### Exercise goal
Whatever the records say, set them down exactly.

[Component data from apps and pages]
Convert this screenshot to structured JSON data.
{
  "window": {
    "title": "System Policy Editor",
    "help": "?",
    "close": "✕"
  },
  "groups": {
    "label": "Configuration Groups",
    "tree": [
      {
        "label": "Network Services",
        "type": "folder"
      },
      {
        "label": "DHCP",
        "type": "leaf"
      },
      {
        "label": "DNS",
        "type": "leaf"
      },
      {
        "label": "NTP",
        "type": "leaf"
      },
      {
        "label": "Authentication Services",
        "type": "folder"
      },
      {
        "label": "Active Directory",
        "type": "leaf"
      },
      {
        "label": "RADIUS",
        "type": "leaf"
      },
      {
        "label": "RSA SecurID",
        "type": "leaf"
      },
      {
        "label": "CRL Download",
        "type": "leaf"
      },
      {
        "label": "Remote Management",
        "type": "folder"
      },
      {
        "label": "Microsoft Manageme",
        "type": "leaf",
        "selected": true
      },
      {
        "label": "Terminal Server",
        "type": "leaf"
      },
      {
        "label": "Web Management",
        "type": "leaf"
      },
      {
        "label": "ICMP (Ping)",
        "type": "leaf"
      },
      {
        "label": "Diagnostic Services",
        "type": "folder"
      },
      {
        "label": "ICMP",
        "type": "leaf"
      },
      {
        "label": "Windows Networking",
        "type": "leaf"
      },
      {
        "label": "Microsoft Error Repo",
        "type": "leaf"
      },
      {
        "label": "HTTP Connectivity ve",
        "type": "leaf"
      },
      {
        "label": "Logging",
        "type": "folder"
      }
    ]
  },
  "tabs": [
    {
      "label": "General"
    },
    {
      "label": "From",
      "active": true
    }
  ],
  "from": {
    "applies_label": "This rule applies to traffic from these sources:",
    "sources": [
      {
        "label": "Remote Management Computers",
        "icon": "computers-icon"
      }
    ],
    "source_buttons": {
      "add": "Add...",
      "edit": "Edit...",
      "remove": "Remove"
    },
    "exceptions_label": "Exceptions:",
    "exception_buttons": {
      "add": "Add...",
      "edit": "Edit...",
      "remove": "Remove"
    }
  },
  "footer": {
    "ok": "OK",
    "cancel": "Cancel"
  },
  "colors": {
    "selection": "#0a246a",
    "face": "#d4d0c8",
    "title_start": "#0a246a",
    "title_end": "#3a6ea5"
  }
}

### Output of the task
Convert this screenshot to structured JSON data.
{
  "window": {
    "title": "System Policy Editor",
    "help": "?",
    "close": "✕"
  },
  "groups": {
    "label": "Configuration Groups",
    "tree": [
      {
        "label": "Network Services",
        "type": "folder"
      },
      {
        "label": "DHCP",
        "type": "leaf"
      },
      {
        "label": "DNS",
        "type": "leaf"
      },
      {
        "label": "NTP",
        "type": "leaf"
      },
      {
        "label": "Authentication Services",
        "type": "folder"
      },
      {
        "label": "Active Directory",
        "type": "leaf"
      },
      {
        "label": "RADIUS",
        "type": "leaf"
      },
      {
        "label": "RSA SecurID",
        "type": "leaf"
      },
      {
        "label": "CRL Download",
        "type": "leaf"
      },
      {
        "label": "Remote Management",
        "type": "folder"
      },
      {
        "label": "Microsoft Manageme",
        "type": "leaf",
        "selected": true
      },
      {
        "label": "Terminal Server",
        "type": "leaf"
      },
      {
        "label": "Web Management",
        "type": "leaf"
      },
      {
        "label": "ICMP (Ping)",
        "type": "leaf"
      },
      {
        "label": "Diagnostic Services",
        "type": "folder"
      },
      {
        "label": "ICMP",
        "type": "leaf"
      },
      {
        "label": "Windows Networking",
        "type": "leaf"
      },
      {
        "label": "Microsoft Error Repo",
        "type": "leaf"
      },
      {
        "label": "HTTP Connectivity ve",
        "type": "leaf"
      },
      {
        "label": "Logging",
        "type": "folder"
      }
    ]
  },
  "tabs": [
    {
      "label": "General"
    },
    {
      "label": "From",
      "active": true
    }
  ],
  "from": {
    "applies_label": "This rule applies to traffic from these sources:",
    "sources": [
      {
        "label": "Remote Management Computers",
        "icon": "computers-icon"
      }
    ],
    "source_buttons": {
      "add": "Add...",
      "edit": "Edit...",
      "remove": "Remove"
    },
    "exceptions_label": "Exceptions:",
    "exception_buttons": {
      "add": "Add...",
      "edit": "Edit...",
      "remove": "Remove"
    }
  },
  "footer": {
    "ok": "OK",
    "cancel": "Cancel"
  },
  "colors": {
    "selection": "#0a246a",
    "face": "#d4d0c8",
    "title_start": "#0a246a",
    "title_end": "#3a6ea5"
  }
}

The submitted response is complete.